Visit an apartment complex in Seoul at night. Cars are not just parked; they are packed in every corner of the compound. You could see any conceivable way of using space to leave a car for the night. The remainder are lined up on nearby streets until the next morning. Inside the complex, a small lane is left where one car can just barely pass. Passages for fire trucks have been narrowed and hydrants have been blocked. People push cars backward and forward the next morning to “dig out” their cars. Many of these vehicles are of course illegally parked overnight.
Every time we check our cars for valet parking at cafes and restaurants in Seoul, we see the cars disappear and leisurely forget about them. The cars are probably parked somewhere around the corners or along the alleyways, most probably many of them violating traffic regulations. Or how many times do we have to change driving lanes hurriedly because of stopped trucks (for loading and unloading) and parked sedans in a moving lane? On the streets, vehicles are frog-parked - parking a car with one side on the road and the other side on the curb side. Right, sometimes cars are just blatantly parked on public walkways. We could meet “kind” shop owners who deliberately cover up the license plates by hanging something over the plates. All these parking practices implicate legal problems, of course.
People can find an interesting commonality here. Drivers who park their cars liberally or illegally barely show any sign of apology or guilt. In some instances drivers even behave as if they were entitled to park that way, almost asking back, “what else can I do?” They may roll their eyes, saying this is an inevitable and permitted practice in this crowded city, and treat you as a stubborn person out of touch with reality. Moreover, parking related laws and regulations are loosely enforced. Even if enforced, administrative fines are modest, roughly within the range of $30-$40. As a matter of fact, when purchase and ownership of vehicles do not require proof of parking space as in some crowded countries, an obvious signal is that you find your own way of parking your vehicles. All these factors have fostered the nationwide spread and tacit acceptance of random parking.
Belatedly, everyone now realizes just how dangerous a threat this problem poses. We have learned that in the deadly blaze in Jecheon City in December, 20-plus cars were lined up along the alleys and passages, only to block the access of fire trucks and delay rescue operations. As what happened there may repeat itself elsewhere in major cities in the country, the public now perceives it as an important social safety issue.
In response, relevant laws have been recently amended to provide firefighters on the field with more discretion and authority in emergency situations: Illegally parked cars can be pushed out of the way, towed or even destroyed, when necessary, without a concern over associated liability and compensation problems. An appropriate amendment, indeed.

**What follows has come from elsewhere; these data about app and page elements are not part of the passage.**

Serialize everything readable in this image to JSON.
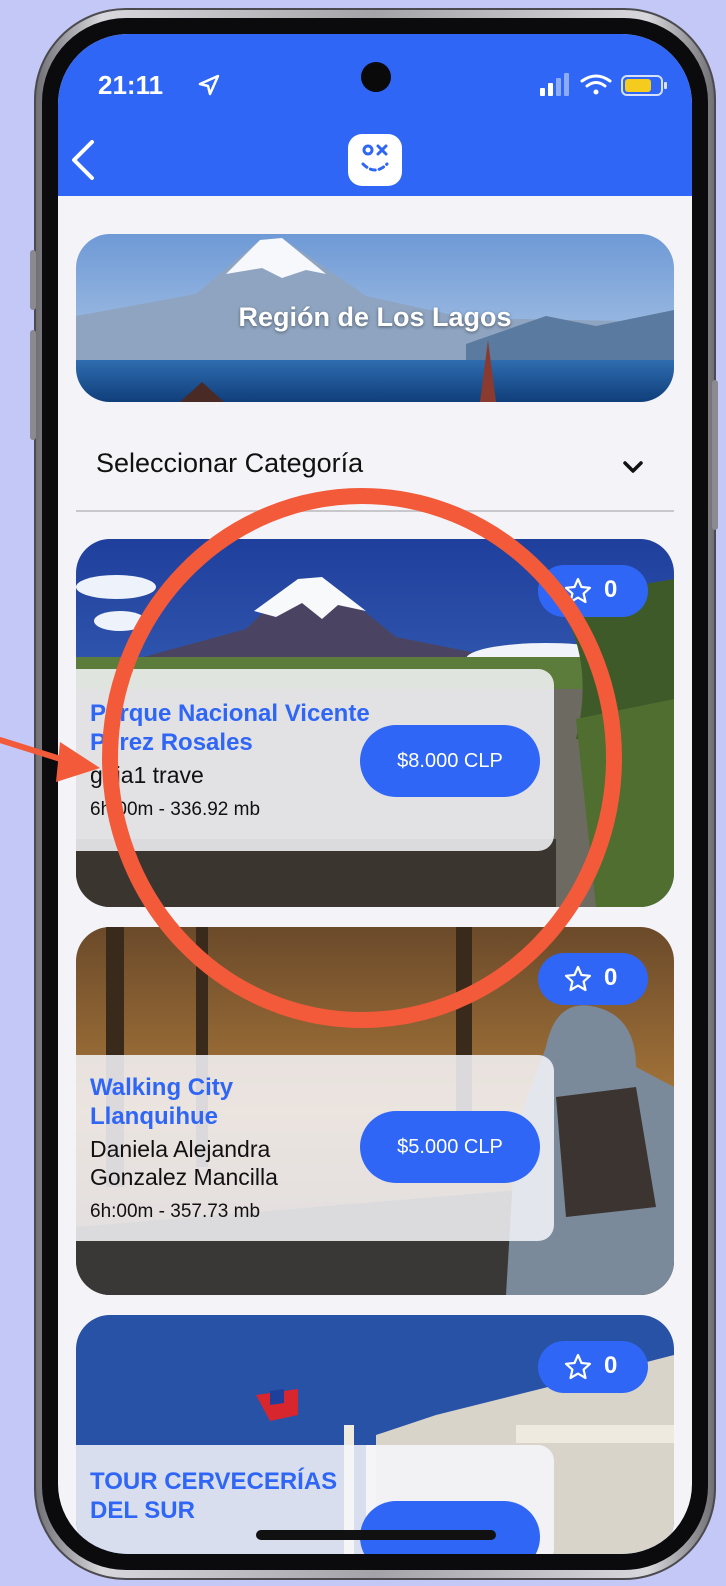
{
  "status_bar": {
    "time": "21:11"
  },
  "header": {
    "back_icon": "chevron-left-icon",
    "logo_icon": "smiley-face-logo"
  },
  "region": {
    "title": "Región de Los Lagos"
  },
  "category_select": {
    "selected": "Seleccionar Categoría",
    "icon": "chevron-down-icon"
  },
  "tours": [
    {
      "title": "Parque Nacional Vicente Perez Rosales",
      "author": "guia1 trave",
      "meta": "6h:00m - 336.92 mb",
      "price": "$8.000 CLP",
      "favorites": "0"
    },
    {
      "title": "Walking City Llanquihue",
      "author": "Daniela Alejandra Gonzalez Mancilla",
      "meta": "6h:00m - 357.73 mb",
      "price": "$5.000 CLP",
      "favorites": "0"
    },
    {
      "title": "TOUR CERVECERÍAS DEL SUR",
      "favorites": "0"
    }
  ],
  "colors": {
    "accent": "#2f66f6",
    "background": "#c3c8f6",
    "annotation": "#f25a3a"
  }
}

There are other regulatory changes that need to be done. Penalties should be made effective and more strictly enforced. Requirement for proof of parking space should be imposed on constructors of at least certain sizes of buildings and facilities. Perhaps, restaurants that do not have their own parking spaces should be required to show how they will handle their customers’ cars before they run valet parking booths. Right now, owners make money because of increased customers, valet parking operators also make money if they park as many cars as possible, and customers benefit as well because they can forget about their cars after arrived at a restaurant. The price for these gains and benefits is being paid by all of us.
Most importantly, the public attitude should change. Random parking or liberal parking, whatever you may call, is not an inevitable or condoned practice in Seoul. It has now become a serious social safety issue.
By Lee Jae-min
Lee Jae-min is a professor of law at Seoul National University. He can be reached at firstname.lastname@example.org. -- Ed.